(Entries from a dataset of interfaces)
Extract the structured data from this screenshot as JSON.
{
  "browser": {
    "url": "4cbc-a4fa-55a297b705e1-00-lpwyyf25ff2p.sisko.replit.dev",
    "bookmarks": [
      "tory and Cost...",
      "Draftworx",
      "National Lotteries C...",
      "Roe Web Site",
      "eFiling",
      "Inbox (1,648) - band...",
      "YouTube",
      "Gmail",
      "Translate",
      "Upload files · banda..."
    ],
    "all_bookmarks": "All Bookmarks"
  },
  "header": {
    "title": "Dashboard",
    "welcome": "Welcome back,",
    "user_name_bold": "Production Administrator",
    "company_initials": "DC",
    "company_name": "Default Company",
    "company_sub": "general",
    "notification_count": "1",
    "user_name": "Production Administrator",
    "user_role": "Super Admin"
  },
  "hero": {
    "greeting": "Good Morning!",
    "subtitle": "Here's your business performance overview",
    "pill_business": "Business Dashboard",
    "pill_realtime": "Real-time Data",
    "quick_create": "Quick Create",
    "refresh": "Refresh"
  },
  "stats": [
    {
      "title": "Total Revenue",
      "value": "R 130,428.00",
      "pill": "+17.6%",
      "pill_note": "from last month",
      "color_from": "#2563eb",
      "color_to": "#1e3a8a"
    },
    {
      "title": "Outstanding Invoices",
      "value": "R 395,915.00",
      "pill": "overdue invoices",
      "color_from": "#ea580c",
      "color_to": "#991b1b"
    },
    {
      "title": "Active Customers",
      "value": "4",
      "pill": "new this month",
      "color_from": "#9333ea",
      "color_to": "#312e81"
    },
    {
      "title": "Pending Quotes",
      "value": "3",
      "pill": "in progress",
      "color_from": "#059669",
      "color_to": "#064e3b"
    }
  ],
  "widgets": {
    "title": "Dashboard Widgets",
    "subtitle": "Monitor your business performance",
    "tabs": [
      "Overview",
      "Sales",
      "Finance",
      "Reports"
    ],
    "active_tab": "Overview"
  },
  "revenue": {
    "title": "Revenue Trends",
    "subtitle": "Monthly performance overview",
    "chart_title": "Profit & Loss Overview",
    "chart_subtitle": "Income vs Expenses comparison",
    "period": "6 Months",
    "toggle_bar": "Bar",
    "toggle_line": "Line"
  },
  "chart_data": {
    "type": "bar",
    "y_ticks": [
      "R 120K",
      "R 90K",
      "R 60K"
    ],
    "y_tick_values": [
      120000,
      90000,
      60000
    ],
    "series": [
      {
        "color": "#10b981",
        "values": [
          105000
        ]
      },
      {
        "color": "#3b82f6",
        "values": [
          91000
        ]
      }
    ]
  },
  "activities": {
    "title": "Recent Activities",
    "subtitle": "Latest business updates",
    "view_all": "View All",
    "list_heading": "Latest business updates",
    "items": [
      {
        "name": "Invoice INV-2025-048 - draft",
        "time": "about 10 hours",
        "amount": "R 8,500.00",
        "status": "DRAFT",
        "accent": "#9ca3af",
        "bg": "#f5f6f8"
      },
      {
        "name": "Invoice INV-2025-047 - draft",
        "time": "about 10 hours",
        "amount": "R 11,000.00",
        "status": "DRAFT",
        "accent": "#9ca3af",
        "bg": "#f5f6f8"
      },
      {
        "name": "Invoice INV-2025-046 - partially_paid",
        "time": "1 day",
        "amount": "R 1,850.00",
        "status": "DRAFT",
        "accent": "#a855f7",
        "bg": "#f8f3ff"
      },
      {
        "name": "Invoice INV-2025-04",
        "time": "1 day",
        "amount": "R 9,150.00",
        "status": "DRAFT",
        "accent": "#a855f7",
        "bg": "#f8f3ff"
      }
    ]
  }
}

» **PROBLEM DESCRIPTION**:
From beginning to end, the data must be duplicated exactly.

» **WRITTEN ANSWER**:
Extract the structured data from this screenshot as JSON.
{
  "browser": {
    "url": "4cbc-a4fa-55a297b705e1-00-lpwyyf25ff2p.sisko.replit.dev",
    "bookmarks": [
      "tory and Cost...",
      "Draftworx",
      "National Lotteries C...",
      "Roe Web Site",
      "eFiling",
      "Inbox (1,648) - band...",
      "YouTube",
      "Gmail",
      "Translate",
      "Upload files · banda..."
    ],
    "all_bookmarks": "All Bookmarks"
  },
  "header": {
    "title": "Dashboard",
    "welcome": "Welcome back,",
    "user_name_bold": "Production Administrator",
    "company_initials": "DC",
    "company_name": "Default Company",
    "company_sub": "general",
    "notification_count": "1",
    "user_name": "Production Administrator",
    "user_role": "Super Admin"
  },
  "hero": {
    "greeting": "Good Morning!",
    "subtitle": "Here's your business performance overview",
    "pill_business": "Business Dashboard",
    "pill_realtime": "Real-time Data",
    "quick_create": "Quick Create",
    "refresh": "Refresh"
  },
  "stats": [
    {
      "title": "Total Revenue",
      "value": "R 130,428.00",
      "pill": "+17.6%",
      "pill_note": "from last month",
      "color_from": "#2563eb",
      "color_to": "#1e3a8a"
    },
    {
      "title": "Outstanding Invoices",
      "value": "R 395,915.00",
      "pill": "overdue invoices",
      "color_from": "#ea580c",
      "color_to": "#991b1b"
    },
    {
      "title": "Active Customers",
      "value": "4",
      "pill": "new this month",
      "color_from": "#9333ea",
      "color_to": "#312e81"
    },
    {
      "title": "Pending Quotes",
      "value": "3",
      "pill": "in progress",
      "color_from": "#059669",
      "color_to": "#064e3b"
    }
  ],
  "widgets": {
    "title": "Dashboard Widgets",
    "subtitle": "Monitor your business performance",
    "tabs": [
      "Overview",
      "Sales",
      "Finance",
      "Reports"
    ],
    "active_tab": "Overview"
  },
  "revenue": {
    "title": "Revenue Trends",
    "subtitle": "Monthly performance overview",
    "chart_title": "Profit & Loss Overview",
    "chart_subtitle": "Income vs Expenses comparison",
    "period": "6 Months",
    "toggle_bar": "Bar",
    "toggle_line": "Line"
  },
  "chart_data": {
    "type": "bar",
    "y_ticks": [
      "R 120K",
      "R 90K",
      "R 60K"
    ],
    "y_tick_values": [
      120000,
      90000,
      60000
    ],
    "series": [
      {
        "color": "#10b981",
        "values": [
          105000
        ]
      },
      {
        "color": "#3b82f6",
        "values": [
          91000
        ]
      }
    ]
  },
  "activities": {
    "title": "Recent Activities",
    "subtitle": "Latest business updates",
    "view_all": "View All",
    "list_heading": "Latest business updates",
    "items": [
      {
        "name": "Invoice INV-2025-048 - draft",
        "time": "about 10 hours",
        "amount": "R 8,500.00",
        "status": "DRAFT",
        "accent": "#9ca3af",
        "bg": "#f5f6f8"
      },
      {
        "name": "Invoice INV-2025-047 - draft",
        "time": "about 10 hours",
        "amount": "R 11,000.00",
        "status": "DRAFT",
        "accent": "#9ca3af",
        "bg": "#f5f6f8"
      },
      {
        "name": "Invoice INV-2025-046 - partially_paid",
        "time": "1 day",
        "amount": "R 1,850.00",
        "status": "DRAFT",
        "accent": "#a855f7",
        "bg": "#f8f3ff"
      },
      {
        "name": "Invoice INV-2025-04",
        "time": "1 day",
        "amount": "R 9,150.00",
        "status": "DRAFT",
        "accent": "#a855f7",
        "bg": "#f8f3ff"
      }
    ]
  }
}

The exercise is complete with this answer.